For her first exhibition at the gallery, Keryan will be showing vivid anthropomorphic depictions that abstractly reflect upon desire and the human condition, alongside paintings drawn from her past experiences living in USA, Armenia and Russia. These multifaceted works expand upon her stylistic evolution while thematically remaining similar through her ongoing analysis of humanity. Throughout her early works, Keryan often painted small-scale compositions that expressed a sense of intimacy through the relationships of colors. Since then, she has experimented with different materials and styles including classical portraiture, landscapes, still lives, abstraction, expressionism, minimalism, and conceptual art. She now prefers to deviate from the traditional style of oil painting and instead strives to manipulate thick, gestural layers into every crevasse of her figurative compositions. The abstracted figures within her works remain anonymous, as they are characters of her visual language, gathered to pass on certain ideas or emotions. Keryan states that she strives to create these androgynous beings with minimal color and varying personas, as an attempt to answer her idealistic question of what it means to be human.

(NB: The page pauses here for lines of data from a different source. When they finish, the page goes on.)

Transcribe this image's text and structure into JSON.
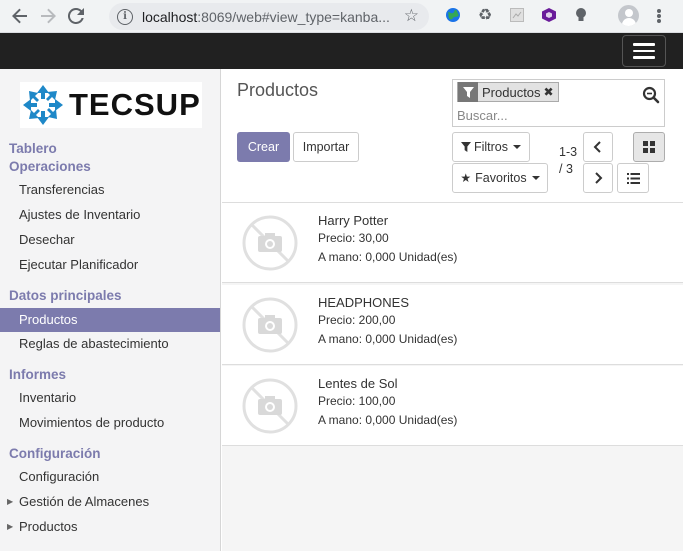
{
  "browser": {
    "url_host": "localhost",
    "url_rest": ":8069/web#view_type=kanba..."
  },
  "logo": {
    "text": "TECSUP"
  },
  "sidebar": {
    "sections": [
      {
        "title": "Tablero"
      },
      {
        "title": "Operaciones",
        "items": [
          "Transferencias",
          "Ajustes de Inventario",
          "Desechar",
          "Ejecutar Planificador"
        ]
      },
      {
        "title": "Datos principales",
        "items": [
          "Productos",
          "Reglas de abastecimiento"
        ]
      },
      {
        "title": "Informes",
        "items": [
          "Inventario",
          "Movimientos de producto"
        ]
      },
      {
        "title": "Configuración",
        "items": [
          "Configuración",
          "Gestión de Almacenes",
          "Productos"
        ]
      }
    ],
    "active_item": "Productos"
  },
  "control_panel": {
    "title": "Productos",
    "create_label": "Crear",
    "import_label": "Importar",
    "search": {
      "facet_label": "Productos",
      "placeholder": "Buscar..."
    },
    "filters_label": "Filtros",
    "favorites_label": "Favoritos",
    "pager": {
      "range": "1-3",
      "total": "/ 3"
    }
  },
  "products": [
    {
      "name": "Harry Potter",
      "price": "Precio: 30,00",
      "stock": "A mano: 0,000 Unidad(es)"
    },
    {
      "name": "HEADPHONES",
      "price": "Precio: 200,00",
      "stock": "A mano: 0,000 Unidad(es)"
    },
    {
      "name": "Lentes de Sol",
      "price": "Precio: 100,00",
      "stock": "A mano: 0,000 Unidad(es)"
    }
  ],
  "colors": {
    "accent": "#7c7bad",
    "topbar": "#212121"
  }
}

Percy Fortini-Wright completed both his BFA and MFA from the Art Institute of Boston at Lesley University. While in his youth he wrote graffiti, most active during the late 1990’s, becoming a technician of wild style graffiti letters, tags and bubble letters while simultaneously he evolved as a traditional painter of scenes, abstraction, and portraiture to his characters the Children from Beyond. In graduate school, he mentored with artists Paul Rahilly, Ken Beck, Paul Goodnight, Vanessa Platacis, and Dike Blair. His inspirations range from painters like Anders Zorn to John Singer Sargent, to wild-style graffiti pieces and tags.
Percy has participated in many graffiti events including Meeting of Styles in the Bronx, NYC, Under Pressure in Montreal, Canada and Urban Basel in Basel Switzerland. His work has been selected in a juried exhibition by Jonathan LeVine at Parlor Gallery, NJ in 2013 and in 2014 a group exhibit at the Copley Society juried by Paul HA. His work has appeared in a number of art publications including New York Times, the Boston Globe, Boston Herald, Juxtapoz, ArtScope, Annie Selkie's Fresh American Style, American Art Collector and the centerfold of the Improper Bostonian magazine, PBS (Open Studios with Jared Bowens) and Nominated Boston’s Best award by the Improper Bostonian in 2015. Past projects include work commissioned by Flank Steakhouse in Waltham, MA and by Adidas for the Boston Marathon which was featured in Hypebeast and Sports Illustrated.

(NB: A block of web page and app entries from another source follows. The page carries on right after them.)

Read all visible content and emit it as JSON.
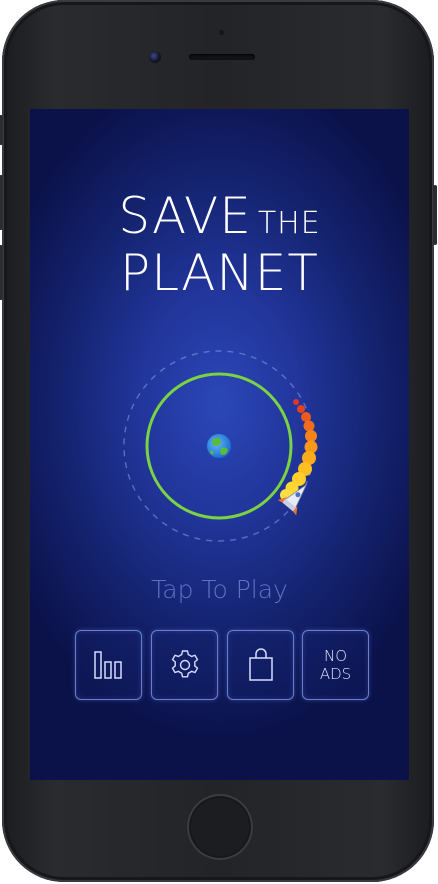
{
  "device": {
    "frame_color": "#232427",
    "icons": [
      "front-camera-icon",
      "earpiece-speaker-icon",
      "home-button-icon"
    ]
  },
  "game": {
    "title_line1": "SAVE",
    "title_line1_small": "THE",
    "title_line2": "PLANET",
    "tap_prompt": "Tap To Play",
    "colors": {
      "background": "#2b47b8",
      "orbit": "#7bd243",
      "title": "#ffffff",
      "tap_text": "#5f72c2",
      "button_border": "#7891e1"
    },
    "scene": {
      "planet_icon": "earth-icon",
      "orbit_icon": "orbit-ring",
      "rocket_icon": "rocket-icon"
    },
    "buttons": [
      {
        "icon": "leaderboard-icon",
        "label": ""
      },
      {
        "icon": "settings-gear-icon",
        "label": ""
      },
      {
        "icon": "shopping-bag-icon",
        "label": ""
      },
      {
        "icon": "no-ads-icon",
        "label_line1": "NO",
        "label_line2": "ADS"
      }
    ]
  }
}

Masha Keryan received her BFA from the Massachusetts College of Art and Design in Boston, MA in 2016. During her adolescent years, Keryan received academic art training while living in Post-Soviet Armenia (Yerevan) and continued to foster her love of painting by studying under various native artists. Throughout her apprenticeship, she learned the styles of classical drawing, watercolor and portraiture. This experience would soon come to shape her artistic style, instilling in her the strict, fundamental traditions of art.
Work by the artist has been recently featured in the virtual exhibition Whether We Like It, on Arloopa (2021), Alone Together, at Flowering Rock Gallery (2020), Shimmer, at Boston Center for the Arts (2020), Areacode Art Fair, Boston, MA (2020). Past large-scale projects include work commissioned by Dirty Water Dough in Boston, MA (2020) and by WeWork for their 31 St James Ave office (2020).